You have endless choices...but few real options. Hungover and stuck at a job you hate, will you show up for your big presentation, or duck out with Debby, the HR rep with an FDR fetish? Play the weird lump on your back for office-wide sympathy, or dive into an internet spiral that can only end in “ten kinds of cancer”? Tell someone about the weird genital-fondling that’s happening at the crystal healer’s, or just accept that this is the best substitute you’ll find for love, today...or maybe ever? From two comedy writers and former contributors to THE ONION comes a parody of a choose-your-own-adventure tale―the story of your soul-crushing existence. Having choices is great when you’re a kid, but in the adult world, the only options are endless varieties of misery. It’s okay, though. A life of adventure would require so many uncomfortable sleeping situations. Besides, you have dental. Keep reminding yourself about the dental. “Hell, the only reason for going to work is to goof-off reading Jilly Gagnon's and Mike MacDonald's book, Choose Your Own Misery: The Office!”—E. Jean Carroll, former writer for SNL “Choose Your Own Misery: The Office [is] the most addictive, clever, and honestly hilarious decision tree you've ever read.”—Zack Bornstein, segment director at Jimmy Kimmel Live "Sorry, I've been spending every waking hour lost in your maddening madcap narrative labyrinth. I'll try to send a blurb for the book by the deadline!"—Jamie Brew, Associate Editor at Clickhole "It’s time for you to choose your own miserable adventure, just like you do every day of your miserable life, but now in hilarious book form!”—Nate Dern, Head Writer for Funny or Die "Oh, how I laughed at this droll little book.

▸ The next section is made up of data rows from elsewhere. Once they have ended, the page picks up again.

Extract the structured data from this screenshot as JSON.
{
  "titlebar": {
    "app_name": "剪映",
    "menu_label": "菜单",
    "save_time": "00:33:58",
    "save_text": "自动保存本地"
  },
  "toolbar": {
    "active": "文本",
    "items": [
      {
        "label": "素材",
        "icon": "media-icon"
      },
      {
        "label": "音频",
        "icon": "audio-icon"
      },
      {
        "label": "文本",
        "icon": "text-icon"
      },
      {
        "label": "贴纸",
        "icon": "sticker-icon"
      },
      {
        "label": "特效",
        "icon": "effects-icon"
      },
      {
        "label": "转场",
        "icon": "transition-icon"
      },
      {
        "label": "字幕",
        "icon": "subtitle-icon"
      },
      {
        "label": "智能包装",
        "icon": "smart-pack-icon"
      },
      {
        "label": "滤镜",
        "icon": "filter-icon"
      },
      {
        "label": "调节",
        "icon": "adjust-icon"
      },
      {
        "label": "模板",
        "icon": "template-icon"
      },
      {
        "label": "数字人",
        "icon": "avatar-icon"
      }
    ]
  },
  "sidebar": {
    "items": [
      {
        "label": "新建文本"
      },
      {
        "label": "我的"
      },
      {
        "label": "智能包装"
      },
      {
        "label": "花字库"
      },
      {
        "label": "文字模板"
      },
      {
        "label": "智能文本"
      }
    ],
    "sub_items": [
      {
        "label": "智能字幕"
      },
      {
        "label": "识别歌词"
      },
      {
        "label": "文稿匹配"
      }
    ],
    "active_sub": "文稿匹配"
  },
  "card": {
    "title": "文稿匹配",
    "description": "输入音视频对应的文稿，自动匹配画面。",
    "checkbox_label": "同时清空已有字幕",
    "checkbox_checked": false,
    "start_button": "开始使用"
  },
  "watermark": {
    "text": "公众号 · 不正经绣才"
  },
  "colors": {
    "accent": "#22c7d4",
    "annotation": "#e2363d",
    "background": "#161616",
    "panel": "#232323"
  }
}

Then, slowly but irreversibly, it filled me up with dread."—Jesse Andrews, author of the NY Times Bestselling ME AND EARL AND THE DYING GIRL “Choose Your Own Misery: The Office is a bittersweet, brutal, and frequently hilarious twist on the childhood classics.”—NERDIST.COM “[Choose Your Own Misery: The Office] is one of the few books I’ve made sure to bring with me to show others when going out... even though filled with miserable and sometimes darker choices, [it] is definitely one of the funniest books I’ve read lately.”—TECHAERIS “In their rip-roaringly funny book, Choose Your Own Misery: The Office, the two Onion alums make a dark and decidedly adult play on beloved childhood "choose your own adventure" novels...[Choose Your Own Misery] may be the funniest book released this year.”—NEWSWEEK This book is a parody. It was not authorized by Chooseco, the publisher of Choose Your Own Adventure. Choose Your Own Adventure is a registered trademark of Chooseco LLC.